No...it seems like you've already congratulated yourself enough that there's no way any of us could possibly fit in any more congrats. Doing law school online has been a choice that has worked out well for you. Going to ABA accredited schools has been a choice that has worked out well for the vast majority of us. Yet you proclaim that getting your degree online is a better choice than going to an ABA accredited school on the basis of time and money alone. What about the students who are receiving full rides at their current schools? What about the part time students who are receiving full rides who are able to continue their employment (like yourself)?

Call me crazy, but I'd bet that the average ABA accredited grad will have not only more employment opportunities coming out of school, but more lucrative ones at that. The $120K  (give or take) in loans could very well be worth every penny once we hit the job market. With a decent salary, there's no reason that all of us will have to live on pork n' beans just to pay for the cost of our education.

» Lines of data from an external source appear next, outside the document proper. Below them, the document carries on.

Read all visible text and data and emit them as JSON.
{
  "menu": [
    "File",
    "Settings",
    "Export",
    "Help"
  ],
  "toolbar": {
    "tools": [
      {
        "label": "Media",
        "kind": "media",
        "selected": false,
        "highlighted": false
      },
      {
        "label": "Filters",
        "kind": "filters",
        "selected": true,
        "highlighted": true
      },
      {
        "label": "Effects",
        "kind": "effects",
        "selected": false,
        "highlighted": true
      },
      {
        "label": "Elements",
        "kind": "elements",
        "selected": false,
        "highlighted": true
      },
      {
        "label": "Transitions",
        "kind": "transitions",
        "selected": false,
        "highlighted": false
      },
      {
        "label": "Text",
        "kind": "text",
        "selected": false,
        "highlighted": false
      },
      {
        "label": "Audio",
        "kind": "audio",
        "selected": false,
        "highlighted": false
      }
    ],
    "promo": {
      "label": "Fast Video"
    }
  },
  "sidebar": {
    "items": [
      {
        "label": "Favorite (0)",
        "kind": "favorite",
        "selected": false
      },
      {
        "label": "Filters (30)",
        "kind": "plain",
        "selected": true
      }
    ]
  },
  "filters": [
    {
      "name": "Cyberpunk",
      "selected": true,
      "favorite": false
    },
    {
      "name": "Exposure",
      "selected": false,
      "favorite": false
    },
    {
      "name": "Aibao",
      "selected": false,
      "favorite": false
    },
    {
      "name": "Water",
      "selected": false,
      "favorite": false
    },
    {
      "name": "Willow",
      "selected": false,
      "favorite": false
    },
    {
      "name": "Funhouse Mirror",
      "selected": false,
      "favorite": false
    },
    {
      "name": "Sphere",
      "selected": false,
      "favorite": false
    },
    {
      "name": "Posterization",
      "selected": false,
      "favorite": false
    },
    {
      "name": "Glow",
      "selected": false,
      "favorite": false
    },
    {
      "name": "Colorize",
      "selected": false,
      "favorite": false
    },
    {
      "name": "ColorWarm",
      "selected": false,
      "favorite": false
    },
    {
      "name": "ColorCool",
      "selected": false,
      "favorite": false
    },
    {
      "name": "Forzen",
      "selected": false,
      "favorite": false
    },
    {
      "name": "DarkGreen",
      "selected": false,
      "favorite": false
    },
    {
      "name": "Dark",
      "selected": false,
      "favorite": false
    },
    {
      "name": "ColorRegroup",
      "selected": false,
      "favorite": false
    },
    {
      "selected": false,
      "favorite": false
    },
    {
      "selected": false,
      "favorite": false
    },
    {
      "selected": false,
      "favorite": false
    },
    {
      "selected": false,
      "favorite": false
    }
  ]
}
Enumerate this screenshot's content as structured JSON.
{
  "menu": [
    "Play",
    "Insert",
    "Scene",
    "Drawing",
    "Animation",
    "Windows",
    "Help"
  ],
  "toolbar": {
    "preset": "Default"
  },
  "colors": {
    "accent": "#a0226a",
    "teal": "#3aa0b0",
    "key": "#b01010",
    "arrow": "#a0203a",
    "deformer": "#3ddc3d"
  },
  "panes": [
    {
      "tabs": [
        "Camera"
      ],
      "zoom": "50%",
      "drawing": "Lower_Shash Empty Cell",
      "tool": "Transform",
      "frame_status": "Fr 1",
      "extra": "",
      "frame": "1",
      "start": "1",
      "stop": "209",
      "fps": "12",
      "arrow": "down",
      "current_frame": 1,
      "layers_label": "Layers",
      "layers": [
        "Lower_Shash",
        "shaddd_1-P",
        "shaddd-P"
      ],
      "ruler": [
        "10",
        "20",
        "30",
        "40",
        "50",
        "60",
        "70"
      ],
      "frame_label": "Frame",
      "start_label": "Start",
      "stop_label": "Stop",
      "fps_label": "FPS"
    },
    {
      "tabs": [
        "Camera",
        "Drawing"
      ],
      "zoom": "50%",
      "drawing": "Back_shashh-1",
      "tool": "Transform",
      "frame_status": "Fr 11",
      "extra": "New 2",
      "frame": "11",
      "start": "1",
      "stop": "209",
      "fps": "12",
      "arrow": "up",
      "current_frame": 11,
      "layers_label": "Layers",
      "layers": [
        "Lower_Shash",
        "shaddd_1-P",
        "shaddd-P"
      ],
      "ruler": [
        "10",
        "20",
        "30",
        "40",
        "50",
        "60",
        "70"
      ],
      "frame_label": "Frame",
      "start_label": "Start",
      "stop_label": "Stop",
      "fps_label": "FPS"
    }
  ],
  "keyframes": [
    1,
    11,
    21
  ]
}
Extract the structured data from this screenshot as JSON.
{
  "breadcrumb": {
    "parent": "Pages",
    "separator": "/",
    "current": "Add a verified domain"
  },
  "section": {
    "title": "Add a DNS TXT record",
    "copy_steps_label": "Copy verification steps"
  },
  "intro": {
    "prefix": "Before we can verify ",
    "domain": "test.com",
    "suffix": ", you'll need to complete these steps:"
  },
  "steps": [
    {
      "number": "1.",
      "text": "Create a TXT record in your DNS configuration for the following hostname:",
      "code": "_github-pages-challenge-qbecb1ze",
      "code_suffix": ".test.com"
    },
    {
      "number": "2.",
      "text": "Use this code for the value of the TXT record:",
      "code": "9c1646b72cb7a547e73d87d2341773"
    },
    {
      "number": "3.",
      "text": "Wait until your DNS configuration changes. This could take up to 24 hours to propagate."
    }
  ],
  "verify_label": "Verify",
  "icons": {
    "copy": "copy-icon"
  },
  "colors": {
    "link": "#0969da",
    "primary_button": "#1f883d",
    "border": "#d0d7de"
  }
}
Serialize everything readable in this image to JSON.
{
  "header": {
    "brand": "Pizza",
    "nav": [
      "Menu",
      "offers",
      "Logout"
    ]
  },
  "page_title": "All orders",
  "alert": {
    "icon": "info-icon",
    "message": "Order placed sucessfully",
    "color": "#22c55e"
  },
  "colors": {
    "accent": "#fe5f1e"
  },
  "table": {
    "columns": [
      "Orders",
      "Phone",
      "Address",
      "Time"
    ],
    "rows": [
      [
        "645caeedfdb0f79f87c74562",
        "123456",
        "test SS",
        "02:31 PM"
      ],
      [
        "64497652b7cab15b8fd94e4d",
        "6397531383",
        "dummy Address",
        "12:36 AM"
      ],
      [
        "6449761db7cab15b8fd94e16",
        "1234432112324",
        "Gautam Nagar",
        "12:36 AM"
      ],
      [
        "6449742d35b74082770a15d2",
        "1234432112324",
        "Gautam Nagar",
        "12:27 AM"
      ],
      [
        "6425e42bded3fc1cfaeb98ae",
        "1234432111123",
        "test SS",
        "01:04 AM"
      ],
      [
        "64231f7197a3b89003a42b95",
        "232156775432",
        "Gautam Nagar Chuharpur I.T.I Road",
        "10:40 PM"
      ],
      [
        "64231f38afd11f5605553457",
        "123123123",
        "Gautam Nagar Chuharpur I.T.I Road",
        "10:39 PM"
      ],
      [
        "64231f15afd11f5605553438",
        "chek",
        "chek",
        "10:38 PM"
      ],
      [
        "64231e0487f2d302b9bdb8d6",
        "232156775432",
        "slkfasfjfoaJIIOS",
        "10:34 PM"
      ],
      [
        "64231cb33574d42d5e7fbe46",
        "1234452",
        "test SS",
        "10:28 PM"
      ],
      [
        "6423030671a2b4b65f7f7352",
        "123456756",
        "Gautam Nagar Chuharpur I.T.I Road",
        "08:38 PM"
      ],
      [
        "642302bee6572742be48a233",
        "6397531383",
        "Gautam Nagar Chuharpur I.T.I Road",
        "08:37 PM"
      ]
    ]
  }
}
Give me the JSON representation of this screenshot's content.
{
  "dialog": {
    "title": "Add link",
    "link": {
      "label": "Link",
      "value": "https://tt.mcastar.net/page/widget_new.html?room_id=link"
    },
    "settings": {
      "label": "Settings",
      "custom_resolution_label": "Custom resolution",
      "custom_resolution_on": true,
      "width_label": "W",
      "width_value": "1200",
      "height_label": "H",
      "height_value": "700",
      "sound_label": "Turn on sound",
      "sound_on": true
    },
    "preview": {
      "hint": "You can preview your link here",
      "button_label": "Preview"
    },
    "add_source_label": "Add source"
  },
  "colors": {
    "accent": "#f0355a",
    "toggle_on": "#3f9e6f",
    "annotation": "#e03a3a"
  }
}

At the end of the day, I understand where you're coming from. I think online degrees will be the wave of the future, and I think your program could very well produce some fine lawyers who earn great livings. But if you are so firmly convinced that your decision was the right one to make...do you really (a) need confirmation from internet forum posters, and (b) need to act high and mighty to prove a point?
What is so complicated about the law? You have lawyers in the United Kingdom who are lawyers on an undergraduate degree. You are not talking rocket science and the law is no more complicated than any other discipline and what is taught in U. S. law schools could be easily taught in a 4-year undergraduate program. Your credentials tell me that you donít have much faith in yourself since you have to hide behind academic credentials.